Rates are part of the tax obligation that property owners in both the residential and commercial property markets are required to pay on properties they own. These rates are for shared services such as street lights and fire services that do not generate an income.
Municipal valuators determine property values from which monthly rates are calculated using comparable property prices as the basis. They consider the sales of comparable properties within the area, as well as data such as the extent of the property/erf and the number of rooms and bathrooms in the house for residential properties. In some cases, site inspections are undertaken, or aerial are images used.
By law, municipalities are required to conduct a general valuation every four years, however the City of Cape Town conducts their general valuation roll once in every three years in an effort to lessen the risk of big increases.
“Despite this, property owners need to be vigilant to save costs and ensure the marketability of their property in the future,” Brown says. “Should a property owner wish to dispute the municipal valuation, the report from Lexis PropIQ provides a valuable and respected reference as part of the objection process, which requires that the property owner substantiates their objection.”
Objections can either be lodged via the City of Cape Town’s e-services portal by clicking the Property Reference or in person at 32 venues across the city. Objections must be lodged within the prescribed time and be properly motivated.

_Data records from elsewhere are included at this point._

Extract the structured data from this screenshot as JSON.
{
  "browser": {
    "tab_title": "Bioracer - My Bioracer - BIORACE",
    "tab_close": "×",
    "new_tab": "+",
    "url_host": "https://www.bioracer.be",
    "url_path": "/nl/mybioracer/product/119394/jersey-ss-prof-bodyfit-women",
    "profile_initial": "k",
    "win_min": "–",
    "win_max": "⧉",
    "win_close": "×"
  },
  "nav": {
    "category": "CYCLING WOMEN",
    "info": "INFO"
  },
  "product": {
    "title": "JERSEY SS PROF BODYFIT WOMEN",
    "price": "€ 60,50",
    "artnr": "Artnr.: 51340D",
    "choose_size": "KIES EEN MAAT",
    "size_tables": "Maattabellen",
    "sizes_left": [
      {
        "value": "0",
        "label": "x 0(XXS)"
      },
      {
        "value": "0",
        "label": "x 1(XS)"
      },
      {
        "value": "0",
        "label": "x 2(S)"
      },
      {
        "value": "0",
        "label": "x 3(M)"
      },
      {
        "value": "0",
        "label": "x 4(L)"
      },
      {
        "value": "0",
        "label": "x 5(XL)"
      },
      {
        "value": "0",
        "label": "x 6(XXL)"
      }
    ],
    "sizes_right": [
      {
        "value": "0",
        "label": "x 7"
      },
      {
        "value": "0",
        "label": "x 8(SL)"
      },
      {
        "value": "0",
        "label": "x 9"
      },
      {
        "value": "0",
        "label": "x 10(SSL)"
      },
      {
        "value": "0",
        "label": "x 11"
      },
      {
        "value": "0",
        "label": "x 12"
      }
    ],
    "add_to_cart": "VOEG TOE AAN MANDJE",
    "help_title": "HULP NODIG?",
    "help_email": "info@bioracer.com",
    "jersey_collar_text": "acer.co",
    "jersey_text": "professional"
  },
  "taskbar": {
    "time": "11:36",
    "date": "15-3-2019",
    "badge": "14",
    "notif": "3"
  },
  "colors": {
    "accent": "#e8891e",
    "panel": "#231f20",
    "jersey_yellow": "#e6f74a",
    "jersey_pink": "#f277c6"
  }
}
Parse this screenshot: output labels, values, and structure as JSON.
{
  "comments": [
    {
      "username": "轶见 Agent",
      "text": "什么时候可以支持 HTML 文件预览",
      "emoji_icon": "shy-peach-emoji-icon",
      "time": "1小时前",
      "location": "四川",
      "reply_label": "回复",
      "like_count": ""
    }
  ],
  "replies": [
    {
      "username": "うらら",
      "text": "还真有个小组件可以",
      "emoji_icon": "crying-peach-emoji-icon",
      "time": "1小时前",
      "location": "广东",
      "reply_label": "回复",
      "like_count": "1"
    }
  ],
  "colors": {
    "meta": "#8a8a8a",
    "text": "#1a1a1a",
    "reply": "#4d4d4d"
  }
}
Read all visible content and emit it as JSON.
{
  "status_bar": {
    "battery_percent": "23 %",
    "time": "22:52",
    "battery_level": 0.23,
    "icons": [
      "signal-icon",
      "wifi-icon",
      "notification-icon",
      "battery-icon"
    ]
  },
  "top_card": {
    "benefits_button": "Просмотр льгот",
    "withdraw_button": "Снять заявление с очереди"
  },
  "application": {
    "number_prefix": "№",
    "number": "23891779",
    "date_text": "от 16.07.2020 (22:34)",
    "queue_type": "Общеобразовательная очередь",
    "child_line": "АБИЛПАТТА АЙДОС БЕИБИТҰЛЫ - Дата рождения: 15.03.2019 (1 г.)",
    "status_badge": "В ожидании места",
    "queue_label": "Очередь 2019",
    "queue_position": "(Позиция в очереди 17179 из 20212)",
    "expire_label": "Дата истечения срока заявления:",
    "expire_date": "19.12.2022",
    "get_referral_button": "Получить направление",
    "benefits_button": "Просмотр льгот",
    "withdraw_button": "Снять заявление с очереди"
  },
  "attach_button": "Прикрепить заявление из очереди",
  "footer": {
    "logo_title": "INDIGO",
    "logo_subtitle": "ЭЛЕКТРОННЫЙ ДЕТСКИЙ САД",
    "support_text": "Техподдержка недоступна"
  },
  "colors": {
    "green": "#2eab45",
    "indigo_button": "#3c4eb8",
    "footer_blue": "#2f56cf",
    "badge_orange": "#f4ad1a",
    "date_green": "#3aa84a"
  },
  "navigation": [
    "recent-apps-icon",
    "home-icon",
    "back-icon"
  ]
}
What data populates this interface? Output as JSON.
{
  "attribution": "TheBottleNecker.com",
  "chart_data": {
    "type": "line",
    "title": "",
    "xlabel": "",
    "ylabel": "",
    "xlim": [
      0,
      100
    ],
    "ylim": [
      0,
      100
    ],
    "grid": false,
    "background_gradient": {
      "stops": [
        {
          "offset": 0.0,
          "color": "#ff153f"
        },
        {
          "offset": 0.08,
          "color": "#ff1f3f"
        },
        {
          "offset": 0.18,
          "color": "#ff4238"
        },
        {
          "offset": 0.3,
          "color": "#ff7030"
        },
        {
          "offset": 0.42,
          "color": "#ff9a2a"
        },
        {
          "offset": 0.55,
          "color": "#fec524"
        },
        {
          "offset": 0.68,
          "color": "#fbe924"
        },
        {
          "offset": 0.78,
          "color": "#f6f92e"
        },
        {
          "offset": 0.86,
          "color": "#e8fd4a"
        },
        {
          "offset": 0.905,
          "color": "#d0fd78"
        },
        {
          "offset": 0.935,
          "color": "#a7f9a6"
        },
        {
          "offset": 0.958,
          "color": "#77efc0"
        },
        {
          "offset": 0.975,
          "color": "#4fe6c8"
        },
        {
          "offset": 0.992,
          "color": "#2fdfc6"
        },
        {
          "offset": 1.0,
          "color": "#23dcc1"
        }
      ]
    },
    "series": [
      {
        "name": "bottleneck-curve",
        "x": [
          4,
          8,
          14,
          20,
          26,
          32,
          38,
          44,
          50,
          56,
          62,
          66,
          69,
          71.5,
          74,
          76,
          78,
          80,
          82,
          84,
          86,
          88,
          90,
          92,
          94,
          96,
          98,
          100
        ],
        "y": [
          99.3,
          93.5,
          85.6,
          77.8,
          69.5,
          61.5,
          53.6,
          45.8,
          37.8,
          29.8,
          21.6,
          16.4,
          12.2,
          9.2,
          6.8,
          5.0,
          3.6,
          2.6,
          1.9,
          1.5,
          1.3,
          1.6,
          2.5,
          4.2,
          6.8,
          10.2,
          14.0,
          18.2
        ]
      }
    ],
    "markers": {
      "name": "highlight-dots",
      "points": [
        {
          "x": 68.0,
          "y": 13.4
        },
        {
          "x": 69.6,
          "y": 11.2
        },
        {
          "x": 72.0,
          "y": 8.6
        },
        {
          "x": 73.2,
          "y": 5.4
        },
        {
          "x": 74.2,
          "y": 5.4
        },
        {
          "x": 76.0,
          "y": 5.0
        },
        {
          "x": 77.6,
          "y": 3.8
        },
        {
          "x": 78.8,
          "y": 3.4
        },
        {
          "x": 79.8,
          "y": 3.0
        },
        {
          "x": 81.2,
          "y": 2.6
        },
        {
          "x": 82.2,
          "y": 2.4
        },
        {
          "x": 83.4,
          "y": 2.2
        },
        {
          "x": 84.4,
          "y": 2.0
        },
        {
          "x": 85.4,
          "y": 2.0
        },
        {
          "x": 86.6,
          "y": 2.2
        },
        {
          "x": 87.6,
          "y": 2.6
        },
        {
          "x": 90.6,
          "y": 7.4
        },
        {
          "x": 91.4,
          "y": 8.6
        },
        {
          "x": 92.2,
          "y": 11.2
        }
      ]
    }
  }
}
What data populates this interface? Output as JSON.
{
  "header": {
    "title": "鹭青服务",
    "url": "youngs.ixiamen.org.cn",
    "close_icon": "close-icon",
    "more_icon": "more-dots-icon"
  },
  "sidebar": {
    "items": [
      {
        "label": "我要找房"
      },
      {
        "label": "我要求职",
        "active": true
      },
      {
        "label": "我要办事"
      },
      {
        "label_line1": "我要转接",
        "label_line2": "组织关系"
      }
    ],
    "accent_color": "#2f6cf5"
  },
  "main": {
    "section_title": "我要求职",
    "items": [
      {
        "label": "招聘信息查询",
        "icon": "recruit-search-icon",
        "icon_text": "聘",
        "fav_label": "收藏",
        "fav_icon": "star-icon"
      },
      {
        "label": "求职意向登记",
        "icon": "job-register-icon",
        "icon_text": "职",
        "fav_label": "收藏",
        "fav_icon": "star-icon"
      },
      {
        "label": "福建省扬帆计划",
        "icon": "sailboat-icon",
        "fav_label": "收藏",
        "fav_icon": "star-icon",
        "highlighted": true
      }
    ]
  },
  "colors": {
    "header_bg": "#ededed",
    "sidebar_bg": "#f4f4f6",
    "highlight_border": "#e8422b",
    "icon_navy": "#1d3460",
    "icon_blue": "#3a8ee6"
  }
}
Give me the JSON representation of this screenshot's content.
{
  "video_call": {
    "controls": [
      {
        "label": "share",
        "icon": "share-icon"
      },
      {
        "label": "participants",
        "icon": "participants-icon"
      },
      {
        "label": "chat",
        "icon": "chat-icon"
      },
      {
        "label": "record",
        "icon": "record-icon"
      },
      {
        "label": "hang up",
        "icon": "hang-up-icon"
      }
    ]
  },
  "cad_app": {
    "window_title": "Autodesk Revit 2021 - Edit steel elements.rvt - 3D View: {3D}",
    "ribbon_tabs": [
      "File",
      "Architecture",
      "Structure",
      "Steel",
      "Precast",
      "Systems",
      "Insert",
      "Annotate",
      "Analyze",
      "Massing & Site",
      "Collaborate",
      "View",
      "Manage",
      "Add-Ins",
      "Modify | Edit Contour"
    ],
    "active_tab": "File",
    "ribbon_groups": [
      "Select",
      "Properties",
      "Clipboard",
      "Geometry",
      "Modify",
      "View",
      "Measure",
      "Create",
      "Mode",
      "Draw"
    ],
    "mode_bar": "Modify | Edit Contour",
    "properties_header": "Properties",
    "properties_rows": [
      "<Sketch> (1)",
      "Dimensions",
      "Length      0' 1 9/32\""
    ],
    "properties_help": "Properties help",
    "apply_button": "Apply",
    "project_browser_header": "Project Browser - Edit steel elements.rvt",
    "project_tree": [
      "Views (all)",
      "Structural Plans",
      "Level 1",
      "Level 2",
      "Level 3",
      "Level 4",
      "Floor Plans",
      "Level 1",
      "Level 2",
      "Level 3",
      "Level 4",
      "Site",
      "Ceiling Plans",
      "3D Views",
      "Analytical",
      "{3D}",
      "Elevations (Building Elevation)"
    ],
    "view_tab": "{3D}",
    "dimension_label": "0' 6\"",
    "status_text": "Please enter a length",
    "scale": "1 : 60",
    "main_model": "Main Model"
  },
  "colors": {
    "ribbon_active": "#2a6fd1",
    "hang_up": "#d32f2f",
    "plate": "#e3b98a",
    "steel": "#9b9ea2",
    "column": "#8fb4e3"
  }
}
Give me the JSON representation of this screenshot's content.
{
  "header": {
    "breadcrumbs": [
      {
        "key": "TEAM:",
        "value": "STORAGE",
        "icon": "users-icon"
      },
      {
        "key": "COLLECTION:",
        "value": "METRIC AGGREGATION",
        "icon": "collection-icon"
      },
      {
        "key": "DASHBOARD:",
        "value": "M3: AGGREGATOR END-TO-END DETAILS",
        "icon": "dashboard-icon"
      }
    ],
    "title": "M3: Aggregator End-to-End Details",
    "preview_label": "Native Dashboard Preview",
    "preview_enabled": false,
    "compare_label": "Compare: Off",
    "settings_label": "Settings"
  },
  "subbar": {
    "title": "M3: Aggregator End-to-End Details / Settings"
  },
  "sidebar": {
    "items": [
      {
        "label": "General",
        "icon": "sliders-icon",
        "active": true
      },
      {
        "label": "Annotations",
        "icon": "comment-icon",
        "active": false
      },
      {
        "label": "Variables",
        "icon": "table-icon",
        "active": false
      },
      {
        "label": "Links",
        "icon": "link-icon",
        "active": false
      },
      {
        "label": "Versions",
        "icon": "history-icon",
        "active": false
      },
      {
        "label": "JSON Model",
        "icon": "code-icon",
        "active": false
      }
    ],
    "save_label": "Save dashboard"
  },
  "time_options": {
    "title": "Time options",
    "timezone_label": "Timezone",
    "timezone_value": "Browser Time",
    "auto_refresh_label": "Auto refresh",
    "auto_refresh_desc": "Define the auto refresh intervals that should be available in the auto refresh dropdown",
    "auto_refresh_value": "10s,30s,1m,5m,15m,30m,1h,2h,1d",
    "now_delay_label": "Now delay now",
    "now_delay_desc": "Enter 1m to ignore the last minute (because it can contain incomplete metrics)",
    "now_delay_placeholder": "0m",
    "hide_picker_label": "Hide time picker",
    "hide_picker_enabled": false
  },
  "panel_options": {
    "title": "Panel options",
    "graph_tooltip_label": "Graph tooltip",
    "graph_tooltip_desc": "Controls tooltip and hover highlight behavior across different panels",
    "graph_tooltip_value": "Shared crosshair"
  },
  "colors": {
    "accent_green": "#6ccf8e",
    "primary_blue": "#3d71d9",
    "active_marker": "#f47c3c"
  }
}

The report included with the objection should clearly display the address, erf, scheme or farm/agricultural holding details, the property details and registered owner information, comparable area sales and easy searches using an address or erf, scheme, farm or agricultural holding details.
Additional information such as aerial and map views, transfer and property history details and suburb trends showing prices and number of sales will all assist in proving that the property has been overvalued.
“All of this information is available via the Lexis PropIQ report,” Brown says. “Owners log onto https://www.propiq.co.za, input their property details and make a once off payment for the system to generate the necessary report.”
Source: Propertywheel.co.za | https://propertywheel.co.za/2019/03/how-to-use-technology-to-ensure-accurate-property-assessments/